*The task*: Write out each record again exactly as it stands.

(Source data)
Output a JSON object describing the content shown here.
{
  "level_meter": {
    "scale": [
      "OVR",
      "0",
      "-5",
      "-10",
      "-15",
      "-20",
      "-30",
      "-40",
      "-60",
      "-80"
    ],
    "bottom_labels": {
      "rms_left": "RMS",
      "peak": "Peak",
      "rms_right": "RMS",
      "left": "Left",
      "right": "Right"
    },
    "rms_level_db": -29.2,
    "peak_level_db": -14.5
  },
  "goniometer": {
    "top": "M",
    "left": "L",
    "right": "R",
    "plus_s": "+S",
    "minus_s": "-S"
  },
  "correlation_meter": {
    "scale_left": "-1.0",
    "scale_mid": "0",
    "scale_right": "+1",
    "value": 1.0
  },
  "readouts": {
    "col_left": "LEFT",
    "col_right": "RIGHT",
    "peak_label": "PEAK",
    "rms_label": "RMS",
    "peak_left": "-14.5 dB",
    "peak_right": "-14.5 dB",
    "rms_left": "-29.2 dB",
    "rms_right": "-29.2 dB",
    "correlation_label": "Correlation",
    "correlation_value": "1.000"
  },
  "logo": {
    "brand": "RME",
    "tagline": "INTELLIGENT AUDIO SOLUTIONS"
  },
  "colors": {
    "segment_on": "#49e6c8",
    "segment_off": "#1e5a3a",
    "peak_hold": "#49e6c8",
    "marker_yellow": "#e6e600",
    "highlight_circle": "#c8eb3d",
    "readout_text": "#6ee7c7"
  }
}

*Solution to this problem*:
Output a JSON object describing the content shown here.
{
  "level_meter": {
    "scale": [
      "OVR",
      "0",
      "-5",
      "-10",
      "-15",
      "-20",
      "-30",
      "-40",
      "-60",
      "-80"
    ],
    "bottom_labels": {
      "rms_left": "RMS",
      "peak": "Peak",
      "rms_right": "RMS",
      "left": "Left",
      "right": "Right"
    },
    "rms_level_db": -29.2,
    "peak_level_db": -14.5
  },
  "goniometer": {
    "top": "M",
    "left": "L",
    "right": "R",
    "plus_s": "+S",
    "minus_s": "-S"
  },
  "correlation_meter": {
    "scale_left": "-1.0",
    "scale_mid": "0",
    "scale_right": "+1",
    "value": 1.0
  },
  "readouts": {
    "col_left": "LEFT",
    "col_right": "RIGHT",
    "peak_label": "PEAK",
    "rms_label": "RMS",
    "peak_left": "-14.5 dB",
    "peak_right": "-14.5 dB",
    "rms_left": "-29.2 dB",
    "rms_right": "-29.2 dB",
    "correlation_label": "Correlation",
    "correlation_value": "1.000"
  },
  "logo": {
    "brand": "RME",
    "tagline": "INTELLIGENT AUDIO SOLUTIONS"
  },
  "colors": {
    "segment_on": "#49e6c8",
    "segment_off": "#1e5a3a",
    "peak_hold": "#49e6c8",
    "marker_yellow": "#e6e600",
    "highlight_circle": "#c8eb3d",
    "readout_text": "#6ee7c7"
  }
}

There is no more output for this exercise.